In my last post, I noted how the Supreme Court worked hard to hold the Independent Counsel statute to be constitutional, presumably on the ground that it was essential good government, only to find the political system rejecting it as poor policy a decade later. In this post, I criticize some of the arguments the Supreme Court used to hold the statute constitutional.
One key feature involved the appointment of the Independent Counsel. The statute provided that the IC would be appointed by a court. This appointment method would be constitutional only if the IC were an inferior officer, since the Constitution requires that superior (or non-inferior) officers must be appointed by the President with the advice and consent of the Senate.

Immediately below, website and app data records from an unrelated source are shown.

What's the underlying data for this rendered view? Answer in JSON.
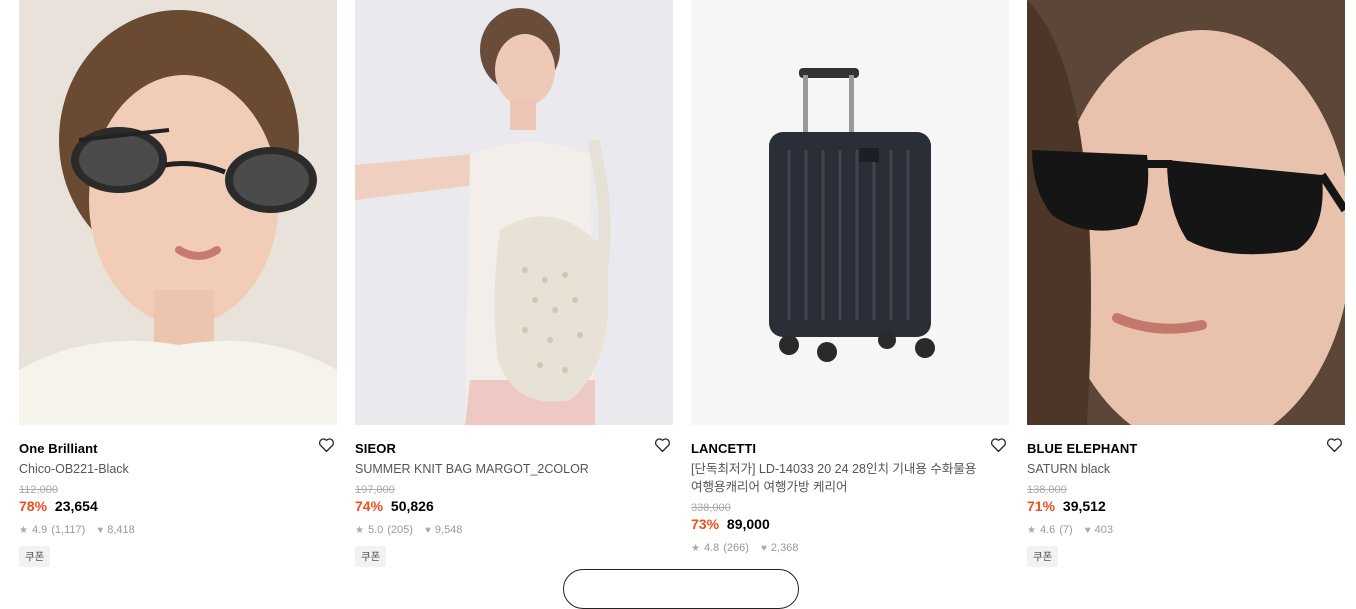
{
  "products": [
    {
      "brand": "One Brilliant",
      "name": "Chico-OB221-Black",
      "original_price": "112,000",
      "discount": "78%",
      "price": "23,654",
      "rating": "4.9",
      "reviews": "(1,117)",
      "likes": "8,418",
      "badge": "쿠폰"
    },
    {
      "brand": "SIEOR",
      "name": "SUMMER KNIT BAG MARGOT_2COLOR",
      "original_price": "197,000",
      "discount": "74%",
      "price": "50,826",
      "rating": "5.0",
      "reviews": "(205)",
      "likes": "9,548",
      "badge": "쿠폰"
    },
    {
      "brand": "LANCETTI",
      "name": "[단독최저가] LD-14033 20 24 28인치 기내용 수화물용 여행용캐리어 여행가방 케리어",
      "original_price": "338,000",
      "discount": "73%",
      "price": "89,000",
      "rating": "4.8",
      "reviews": "(266)",
      "likes": "2,368",
      "badge": ""
    },
    {
      "brand": "BLUE ELEPHANT",
      "name": "SATURN black",
      "original_price": "138,000",
      "discount": "71%",
      "price": "39,512",
      "rating": "4.6",
      "reviews": "(7)",
      "likes": "403",
      "badge": "쿠폰"
    }
  ],
  "icons": {
    "like": "heart-outline-icon",
    "rating": "star-icon",
    "likes": "heart-filled-icon"
  },
  "colors": {
    "discount": "#f04e1c",
    "badge_bg": "#f2f2f2"
  }
}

Thus, the Supreme Court argued that the IC was an inferior officer, claiming that four factors suggested the result. The argument here really was quite laughable. The IC is an extremely important position and the IC is not subject to the supervision of anyone in the government. The idea that the IC was an inferior officer, who was not important enough to require senatorial consent, was absurd. When Ken Starr was investigating Bill Clinton, he was arguably the second most important officer in the entire government (after the President). Yet, the Court treated his position as that of an inferior officer. If that is not bad enough, the Court actually argued that the conclusion that the IC was an inferior officer was clearly true and therefore it was unnecessary for the court to draw a more precise line.